After gaining national attention and support from almost every group of society—even the KKK sided with Anonymous on this one—the hacker collective stepped into the spotlight at a nearly unprecedented level.
Following the attack and resulting notoriety, security firm McAfee raised an interesting point in regard to the state of Anonymous in 2013. A team of McAfee researchers said in a report that too many “un-coordinated and unclear operations” made by Anonymous are in a sense leading to the demise of its reputation.
McAfee Labs reported: “Disinformation, false claims, and pure hacking actions will lead to the movement being less politically visible than in the past. Because Anonymous’ level of technical sophistication has stagnated and its tactics are better understood by its potential victims, the group’s level of success will decline. However, we could easily imagine some short-lived spectacular actions due to convergence between hacktivists and anti-globalization supporters, or hacktivists and ecoterrorists.”
The researchers believe that the juxtaposition of hacking to cure boredom and hacking to engage in politics is what will ultimately lead to the group’s downfall.
“In the beginning, Anonymous was just about self-amusement, the ‘lulz,’” journalist Quinn Norton explained in a Wired article, “But somehow, over the course of the past few years, it grew up to become a sort of self-appointed immune system for the internet, striking back at anyone the hive mind perceived as an enemy of freedom, online or offline.”
However, as the group has shifted toward a political agenda, there is another threat against the livelihood of Anonymous.
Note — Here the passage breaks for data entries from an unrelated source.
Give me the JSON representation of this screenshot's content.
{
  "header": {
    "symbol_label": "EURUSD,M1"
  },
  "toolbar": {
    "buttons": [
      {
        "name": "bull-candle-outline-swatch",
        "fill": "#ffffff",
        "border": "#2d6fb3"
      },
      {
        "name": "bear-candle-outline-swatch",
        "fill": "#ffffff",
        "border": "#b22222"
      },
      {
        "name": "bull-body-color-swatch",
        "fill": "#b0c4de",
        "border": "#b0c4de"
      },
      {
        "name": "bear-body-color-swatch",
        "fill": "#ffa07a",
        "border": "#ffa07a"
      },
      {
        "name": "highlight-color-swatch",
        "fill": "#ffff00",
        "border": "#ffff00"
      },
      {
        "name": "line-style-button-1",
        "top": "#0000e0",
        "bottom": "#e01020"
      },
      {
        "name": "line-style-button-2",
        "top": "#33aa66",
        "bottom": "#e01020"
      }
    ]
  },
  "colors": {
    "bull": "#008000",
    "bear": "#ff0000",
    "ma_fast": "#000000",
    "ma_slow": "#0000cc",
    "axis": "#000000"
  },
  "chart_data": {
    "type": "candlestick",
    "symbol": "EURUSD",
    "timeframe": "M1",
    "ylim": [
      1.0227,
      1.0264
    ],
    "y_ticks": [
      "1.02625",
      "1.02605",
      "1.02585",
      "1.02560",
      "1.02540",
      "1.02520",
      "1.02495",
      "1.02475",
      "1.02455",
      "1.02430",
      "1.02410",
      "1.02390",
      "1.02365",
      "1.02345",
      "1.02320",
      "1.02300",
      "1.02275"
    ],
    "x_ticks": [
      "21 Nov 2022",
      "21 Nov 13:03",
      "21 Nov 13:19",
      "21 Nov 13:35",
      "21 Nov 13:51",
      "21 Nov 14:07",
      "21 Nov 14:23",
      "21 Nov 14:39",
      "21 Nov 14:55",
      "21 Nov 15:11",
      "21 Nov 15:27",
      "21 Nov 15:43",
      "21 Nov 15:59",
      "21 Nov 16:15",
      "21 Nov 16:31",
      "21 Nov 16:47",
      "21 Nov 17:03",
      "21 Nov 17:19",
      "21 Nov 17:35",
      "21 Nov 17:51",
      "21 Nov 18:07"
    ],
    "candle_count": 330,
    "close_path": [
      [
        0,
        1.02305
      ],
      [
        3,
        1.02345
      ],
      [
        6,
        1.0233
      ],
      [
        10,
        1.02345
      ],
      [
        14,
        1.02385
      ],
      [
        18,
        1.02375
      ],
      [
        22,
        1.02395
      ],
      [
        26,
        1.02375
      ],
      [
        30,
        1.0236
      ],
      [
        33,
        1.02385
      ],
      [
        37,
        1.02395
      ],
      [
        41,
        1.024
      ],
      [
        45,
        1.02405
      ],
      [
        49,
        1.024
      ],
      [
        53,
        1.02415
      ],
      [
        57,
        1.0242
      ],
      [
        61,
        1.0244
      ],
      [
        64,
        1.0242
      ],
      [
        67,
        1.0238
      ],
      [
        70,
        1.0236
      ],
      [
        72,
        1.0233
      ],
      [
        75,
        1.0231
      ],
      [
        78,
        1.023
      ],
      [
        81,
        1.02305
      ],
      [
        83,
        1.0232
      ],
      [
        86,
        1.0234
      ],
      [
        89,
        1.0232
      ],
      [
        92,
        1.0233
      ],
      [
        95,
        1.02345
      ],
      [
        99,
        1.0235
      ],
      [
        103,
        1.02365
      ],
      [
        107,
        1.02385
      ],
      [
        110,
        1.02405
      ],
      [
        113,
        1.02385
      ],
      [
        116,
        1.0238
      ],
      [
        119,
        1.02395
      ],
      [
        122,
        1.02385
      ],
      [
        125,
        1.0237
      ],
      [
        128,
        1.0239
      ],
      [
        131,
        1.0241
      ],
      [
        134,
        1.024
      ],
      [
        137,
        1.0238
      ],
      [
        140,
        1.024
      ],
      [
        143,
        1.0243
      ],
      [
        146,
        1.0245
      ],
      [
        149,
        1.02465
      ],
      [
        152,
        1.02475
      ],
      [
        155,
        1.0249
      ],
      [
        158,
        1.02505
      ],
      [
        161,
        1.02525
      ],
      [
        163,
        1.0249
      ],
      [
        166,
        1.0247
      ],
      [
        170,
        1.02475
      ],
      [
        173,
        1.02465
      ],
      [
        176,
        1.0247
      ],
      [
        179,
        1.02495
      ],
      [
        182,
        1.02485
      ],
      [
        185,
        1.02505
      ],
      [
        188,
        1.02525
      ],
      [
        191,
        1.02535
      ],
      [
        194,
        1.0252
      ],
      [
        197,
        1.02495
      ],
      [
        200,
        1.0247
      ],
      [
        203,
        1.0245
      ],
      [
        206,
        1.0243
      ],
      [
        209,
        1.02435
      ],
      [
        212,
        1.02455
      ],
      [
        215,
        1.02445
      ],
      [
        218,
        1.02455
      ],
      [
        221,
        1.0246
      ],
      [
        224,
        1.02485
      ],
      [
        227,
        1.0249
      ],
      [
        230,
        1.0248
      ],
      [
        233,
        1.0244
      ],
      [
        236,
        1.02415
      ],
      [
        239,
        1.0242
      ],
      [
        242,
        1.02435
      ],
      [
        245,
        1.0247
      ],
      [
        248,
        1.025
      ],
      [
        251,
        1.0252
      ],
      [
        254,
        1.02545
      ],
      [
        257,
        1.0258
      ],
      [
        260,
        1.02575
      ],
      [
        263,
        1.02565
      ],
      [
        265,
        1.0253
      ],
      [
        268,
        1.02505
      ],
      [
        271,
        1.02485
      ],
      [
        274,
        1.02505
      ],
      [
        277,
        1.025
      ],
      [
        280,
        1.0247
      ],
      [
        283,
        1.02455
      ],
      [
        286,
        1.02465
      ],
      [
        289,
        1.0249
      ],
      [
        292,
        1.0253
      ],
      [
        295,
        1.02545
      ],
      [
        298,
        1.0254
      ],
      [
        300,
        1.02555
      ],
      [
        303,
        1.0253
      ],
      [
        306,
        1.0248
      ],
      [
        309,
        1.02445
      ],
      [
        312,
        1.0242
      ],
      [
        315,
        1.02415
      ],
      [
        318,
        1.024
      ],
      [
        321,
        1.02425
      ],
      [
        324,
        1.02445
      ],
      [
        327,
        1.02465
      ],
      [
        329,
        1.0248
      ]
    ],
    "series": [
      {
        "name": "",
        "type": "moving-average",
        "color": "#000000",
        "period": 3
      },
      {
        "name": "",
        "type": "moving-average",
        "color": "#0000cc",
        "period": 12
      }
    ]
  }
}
The digital world is ever changing, and more laws and government actions are being put into effect to illegalize many of the ways that Anonymous operates.
As of Jan. 7, Anonymous has attempted to refute the governmental action by creating a petition on the White House’s website “We the People” to “make, distributed denial-of-service (DDoS), a legal form of protesting.”
In the petition, the hacktivists explain: “Distributed denial-of-service (DDoS), is not any form of hacking in any way. It is the equivalent of repeatedly hitting the refresh button on a webpage. It is, in that way, no different than any “occupy” protest. Instead of a group of people standing outside a building to occupy the area, they are having their computer occupy a website to slow (or deny) service of that particular website for a short time.”
While the actions and influence of Anonymous in 2013 are unclear, there are several other threats that individuals and businesses face daily when it comes to cyber security. Ensuring that you have the right security team to protect your firm is paramount. If you are looking to fill a senior-level security position, contact Tiro Security and ask to find out more about our Executive Search options.